Art therapy is used by art therapists, psychologists, and other mental health professionals to improve cognitive and sensorimotor functions, foster self-esteem and self-awareness, cultivate emotional resilience, promote insight, enhance social skills, and reduce and resolve conflicts and distress, among others. The article, New teaching method: Art and disability (abstract is in English), discusses a study that looked at the possible relationship between the level of self-esteem of people with mental illness and their artistic ability. The results of this study show how art therapy increases the global self-esteem level of people with mental illness in comparison to other traditional methods.
- The guide, Family Leisure Planning and COVID-19, shares information about the benefits of engaging in family leisure and recreation for people with and without mental illness and includes resources for planning memorable activities at home. The guide itself is only available in English (PDF).
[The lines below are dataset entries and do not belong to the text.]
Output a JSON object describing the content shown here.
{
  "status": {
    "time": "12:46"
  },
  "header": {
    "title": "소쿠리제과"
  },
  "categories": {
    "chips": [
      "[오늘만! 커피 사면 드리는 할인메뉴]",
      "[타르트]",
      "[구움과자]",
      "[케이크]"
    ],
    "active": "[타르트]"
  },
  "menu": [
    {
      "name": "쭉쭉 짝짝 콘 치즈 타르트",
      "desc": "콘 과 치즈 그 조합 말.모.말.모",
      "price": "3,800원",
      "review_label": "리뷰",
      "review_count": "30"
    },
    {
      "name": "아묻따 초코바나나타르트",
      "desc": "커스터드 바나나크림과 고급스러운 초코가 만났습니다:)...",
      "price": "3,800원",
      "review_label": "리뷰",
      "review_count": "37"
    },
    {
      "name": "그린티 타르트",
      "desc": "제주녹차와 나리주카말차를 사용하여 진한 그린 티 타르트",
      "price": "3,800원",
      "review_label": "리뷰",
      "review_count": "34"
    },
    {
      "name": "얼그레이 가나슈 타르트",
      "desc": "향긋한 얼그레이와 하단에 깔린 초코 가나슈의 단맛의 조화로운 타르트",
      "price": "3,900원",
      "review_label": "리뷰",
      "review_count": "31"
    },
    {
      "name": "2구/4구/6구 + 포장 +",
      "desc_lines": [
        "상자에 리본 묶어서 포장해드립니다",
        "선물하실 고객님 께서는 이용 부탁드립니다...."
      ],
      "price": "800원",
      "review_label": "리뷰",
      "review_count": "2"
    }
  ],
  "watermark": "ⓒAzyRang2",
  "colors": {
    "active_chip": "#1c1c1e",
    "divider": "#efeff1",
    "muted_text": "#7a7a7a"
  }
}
- Contact NARIC’s information specialists in English or Spanish to learn more about recreation therapy, art therapy, and music therapy, among others, and their relationship to mental health or to learn about resources in your area dealing in these therapies.
- Park prescription programs, or ParkRx, are opportunities for health professionals to connect people with disabilities, including those with mental health conditions, to local parks with the intention of improving health. ParkRX: Connecting health goals to park participation (in English), from the NIDILRR-funded TU Collaborative (in English), is a ParkRx tool that can be used by park professionals or mental health professionals to support people with mental health conditions to identify health goals, explore park interests, and connect them to community opportunities.
- Recreation therapy and mental illness.
Each month, we look through the searches on our blog and through the information requests made by our patrons who speak Spanish and pick a topic that fills the largest need. Each resource mentioned above is associated with this month’s information need. We search the various Spanish language news sources and feeds throughout the month to bring you these articles. With the exception of the NIDILRR Projects, From the NARIC Collection, and Further Investigation, all the linked articles and resources are in Spanish – any that are in English will be clearly marked.